# [Your assignment]
Copy out the data below verbatim.
====
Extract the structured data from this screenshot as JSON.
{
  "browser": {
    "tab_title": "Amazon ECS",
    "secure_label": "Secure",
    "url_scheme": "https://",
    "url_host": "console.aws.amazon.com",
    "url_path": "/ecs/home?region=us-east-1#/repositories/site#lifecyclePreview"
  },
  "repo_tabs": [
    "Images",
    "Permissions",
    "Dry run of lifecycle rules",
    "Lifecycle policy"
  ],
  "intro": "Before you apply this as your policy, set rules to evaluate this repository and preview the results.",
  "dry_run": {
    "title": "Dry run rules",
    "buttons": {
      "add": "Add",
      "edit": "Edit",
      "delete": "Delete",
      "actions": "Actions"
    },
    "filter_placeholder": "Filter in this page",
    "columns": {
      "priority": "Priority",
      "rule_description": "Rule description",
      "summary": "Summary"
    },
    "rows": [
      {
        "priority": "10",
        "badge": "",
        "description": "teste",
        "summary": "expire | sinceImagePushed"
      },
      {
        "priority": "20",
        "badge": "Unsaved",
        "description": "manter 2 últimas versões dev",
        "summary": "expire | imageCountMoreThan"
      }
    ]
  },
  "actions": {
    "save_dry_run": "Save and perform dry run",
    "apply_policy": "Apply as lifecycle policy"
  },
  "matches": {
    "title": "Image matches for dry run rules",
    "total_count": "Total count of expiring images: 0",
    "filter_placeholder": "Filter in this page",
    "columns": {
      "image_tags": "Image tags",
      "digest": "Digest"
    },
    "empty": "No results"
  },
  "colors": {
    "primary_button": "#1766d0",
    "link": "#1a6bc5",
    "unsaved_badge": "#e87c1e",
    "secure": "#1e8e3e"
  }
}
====
# [Answer to this exercise]
Extract the structured data from this screenshot as JSON.
{
  "browser": {
    "tab_title": "Amazon ECS",
    "secure_label": "Secure",
    "url_scheme": "https://",
    "url_host": "console.aws.amazon.com",
    "url_path": "/ecs/home?region=us-east-1#/repositories/site#lifecyclePreview"
  },
  "repo_tabs": [
    "Images",
    "Permissions",
    "Dry run of lifecycle rules",
    "Lifecycle policy"
  ],
  "intro": "Before you apply this as your policy, set rules to evaluate this repository and preview the results.",
  "dry_run": {
    "title": "Dry run rules",
    "buttons": {
      "add": "Add",
      "edit": "Edit",
      "delete": "Delete",
      "actions": "Actions"
    },
    "filter_placeholder": "Filter in this page",
    "columns": {
      "priority": "Priority",
      "rule_description": "Rule description",
      "summary": "Summary"
    },
    "rows": [
      {
        "priority": "10",
        "badge": "",
        "description": "teste",
        "summary": "expire | sinceImagePushed"
      },
      {
        "priority": "20",
        "badge": "Unsaved",
        "description": "manter 2 últimas versões dev",
        "summary": "expire | imageCountMoreThan"
      }
    ]
  },
  "actions": {
    "save_dry_run": "Save and perform dry run",
    "apply_policy": "Apply as lifecycle policy"
  },
  "matches": {
    "title": "Image matches for dry run rules",
    "total_count": "Total count of expiring images: 0",
    "filter_placeholder": "Filter in this page",
    "columns": {
      "image_tags": "Image tags",
      "digest": "Digest"
    },
    "empty": "No results"
  },
  "colors": {
    "primary_button": "#1766d0",
    "link": "#1a6bc5",
    "unsaved_badge": "#e87c1e",
    "secure": "#1e8e3e"
  }
}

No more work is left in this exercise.